      They do it off of registration. GA is an open primary state and the parties seem to be informed on which ballot I chose.
      Presumably the actual vote is “secret”.

    2. In jurisdictions with some form of gov’t-kept party enrollment, it’s part of the voter registration list, which is a public record, along with the voter’s address of residence and signature. I’m working off such a roll now (no sigs, but they’re legally available for inspection) to get sigs for a party nomination. In most states with open primaries that I know of, voting in a party’s primary is considered enrolling in that party.

      This is why voter registr’n is such a gold mine for identity theft. The board of elections has on file a name, address, in some cases age, and a signature specimen. Under the Help Americans Vote Act, there may be other identifying info in the records though I don’t know about public access.

  10. Why would Felsoci fight to keep his own party’s candidates off the ballot?

    Maybe not the right kind of libertarian?

    Libertarian*

    *I don’t have anything against libertarians, I saw this at The Daily Paul and thought it funny based on some of the arguments I see here.

  11. I don’t know why anyone has a problem with recognising that an LP candidate will generally get libertarian leaning Reopublican votes that will lower the GOP candidates vote totals while not garnering enough votes to actually get elected.

    While some refer to this as ‘stealing votes’–a phrase which seems to get lots of people all knotty in their panties–the process does happen. It is undeniable.

    And Republicans have a problem with it–even Libertarian leaning Republicans–because the LP candidate will not gather enough votes to actually get elected.

    Whe one hears that Democrats are trying to ‘get out the vote’ for a LP candidate it only makes it worse. Because Democrats loathe libertarians. And we know this. Which makes the process all the more plain.

    Kasich rode Tea Party resentment to victory and then turned around and pissed in their faces. And then he, and the establishment wing of the Ohio GOP decided to see to it that the Tea Partiers couldn’t go anywhere else–and couldn’t usurp control either. And the Tea Parties couldn’t do a damned thing about it because they’re as organized as a bag of cats.

    It a pity that a movement that can rouse action but little organization is so disparaged by so many in a movement that can organize but finds itself woefully short of action.

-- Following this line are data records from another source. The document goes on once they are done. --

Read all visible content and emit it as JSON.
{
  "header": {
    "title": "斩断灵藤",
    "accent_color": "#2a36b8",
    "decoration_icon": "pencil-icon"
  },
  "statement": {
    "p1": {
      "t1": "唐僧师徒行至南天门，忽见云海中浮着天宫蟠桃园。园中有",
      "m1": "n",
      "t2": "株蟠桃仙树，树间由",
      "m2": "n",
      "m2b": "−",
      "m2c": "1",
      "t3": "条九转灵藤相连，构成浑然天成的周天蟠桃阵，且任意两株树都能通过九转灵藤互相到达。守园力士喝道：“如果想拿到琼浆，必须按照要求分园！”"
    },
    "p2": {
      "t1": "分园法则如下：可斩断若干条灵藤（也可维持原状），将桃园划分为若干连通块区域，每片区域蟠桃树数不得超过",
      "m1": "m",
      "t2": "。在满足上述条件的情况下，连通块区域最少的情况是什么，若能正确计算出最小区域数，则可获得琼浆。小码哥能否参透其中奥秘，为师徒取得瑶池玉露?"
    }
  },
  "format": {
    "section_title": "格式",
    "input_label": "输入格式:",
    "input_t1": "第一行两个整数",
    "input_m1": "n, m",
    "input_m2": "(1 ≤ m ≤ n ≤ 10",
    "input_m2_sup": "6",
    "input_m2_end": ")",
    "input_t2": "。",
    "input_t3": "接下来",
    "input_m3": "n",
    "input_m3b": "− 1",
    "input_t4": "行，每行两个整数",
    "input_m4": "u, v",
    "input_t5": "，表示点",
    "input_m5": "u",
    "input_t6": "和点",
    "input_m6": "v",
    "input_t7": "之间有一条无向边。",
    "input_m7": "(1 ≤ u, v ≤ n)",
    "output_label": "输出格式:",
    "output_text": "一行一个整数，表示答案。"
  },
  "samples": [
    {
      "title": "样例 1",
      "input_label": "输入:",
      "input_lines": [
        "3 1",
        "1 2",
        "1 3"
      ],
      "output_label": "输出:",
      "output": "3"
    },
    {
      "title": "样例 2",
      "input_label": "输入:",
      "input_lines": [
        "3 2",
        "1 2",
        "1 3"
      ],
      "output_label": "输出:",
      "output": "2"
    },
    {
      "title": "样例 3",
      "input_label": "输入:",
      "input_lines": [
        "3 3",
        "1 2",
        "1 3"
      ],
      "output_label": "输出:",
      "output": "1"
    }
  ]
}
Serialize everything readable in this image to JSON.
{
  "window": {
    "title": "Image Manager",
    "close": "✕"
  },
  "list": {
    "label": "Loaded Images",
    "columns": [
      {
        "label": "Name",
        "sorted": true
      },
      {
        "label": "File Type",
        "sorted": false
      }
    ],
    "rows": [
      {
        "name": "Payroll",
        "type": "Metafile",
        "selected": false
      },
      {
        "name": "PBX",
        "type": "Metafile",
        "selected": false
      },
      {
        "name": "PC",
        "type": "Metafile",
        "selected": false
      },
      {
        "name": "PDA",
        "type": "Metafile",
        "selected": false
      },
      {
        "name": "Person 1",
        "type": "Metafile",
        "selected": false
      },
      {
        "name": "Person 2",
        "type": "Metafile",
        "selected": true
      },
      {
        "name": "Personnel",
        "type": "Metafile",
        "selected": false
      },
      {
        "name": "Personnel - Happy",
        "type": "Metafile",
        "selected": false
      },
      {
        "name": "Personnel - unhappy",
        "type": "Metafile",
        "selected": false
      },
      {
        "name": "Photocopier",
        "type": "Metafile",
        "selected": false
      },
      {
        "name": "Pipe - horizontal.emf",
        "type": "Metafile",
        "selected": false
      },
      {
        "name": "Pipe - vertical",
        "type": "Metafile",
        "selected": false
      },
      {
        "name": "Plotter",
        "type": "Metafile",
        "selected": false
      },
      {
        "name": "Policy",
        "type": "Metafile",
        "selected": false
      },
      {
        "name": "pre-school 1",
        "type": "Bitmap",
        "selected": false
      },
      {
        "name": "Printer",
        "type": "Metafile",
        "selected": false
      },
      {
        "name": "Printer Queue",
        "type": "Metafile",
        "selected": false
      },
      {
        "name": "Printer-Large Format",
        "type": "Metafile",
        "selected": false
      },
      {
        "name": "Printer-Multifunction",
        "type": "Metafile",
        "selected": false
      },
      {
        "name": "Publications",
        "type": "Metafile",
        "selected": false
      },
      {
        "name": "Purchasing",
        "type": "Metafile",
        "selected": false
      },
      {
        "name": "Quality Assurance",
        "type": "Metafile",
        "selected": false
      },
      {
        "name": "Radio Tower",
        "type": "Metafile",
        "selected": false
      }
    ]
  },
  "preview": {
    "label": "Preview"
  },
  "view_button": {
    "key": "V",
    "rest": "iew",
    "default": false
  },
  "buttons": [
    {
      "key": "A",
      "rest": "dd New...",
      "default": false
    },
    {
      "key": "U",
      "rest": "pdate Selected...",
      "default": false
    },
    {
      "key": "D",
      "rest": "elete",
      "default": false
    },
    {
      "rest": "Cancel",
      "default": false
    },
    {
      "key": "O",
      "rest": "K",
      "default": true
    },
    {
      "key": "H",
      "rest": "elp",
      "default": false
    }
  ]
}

    1. Actually it’s very deniable. There is no evidence that “3rd” parties take votes away from the legacy parties and in fact there is quite a bit of evidence to support the theory that the legacy parties take votes from “3rd” parties. If you look at polling data you see that “3rd” party candidates tend to under preform. That’s the old party taking votes.

  12. Who is considered a “circulator”? In NY petition signatures must be witnessed, but the witness doesn’t have to be the one holding the clipboard or soliciting the signature. In some other jurisdictions I know of, the signature doesn’t even need to be directly witnessed at the time of signing, but a gov’t official has to swear a “proof” that the person who handed in the signatures represented them as such, and the gov’t official then checks the signatures.

    In juridictions with similar direct or indirect witnessing requirements, it is common to limit eligible witnesses for a primary petition (“designating petition” in NY) to members or enrollees of that party. This is supposed to deter parties or outsiders from interfering in each other’s nominating process. It is a bit odd, however, that someone can become a “member” of a party by voting in their open primary, and then precluded from involvement in another party’s nominating process; that doesn’t seem to have much deterrence value against cross-party interference and rather seems to function as a mere “gotcha”.

    However, I doubt many jurisdictions allow pay per sig to either the signer or the collector, although it’s common practice; it’s considered equivalent to paying for votes. Some that I know of also forbid representing to a signer that the collector is paid per sig.

  13. Are these Ohio Republicans those “good Republicans” everyone tells me about when trying to convince me to abandon the Libertarian Party?

Please to post comments

Comments are closed.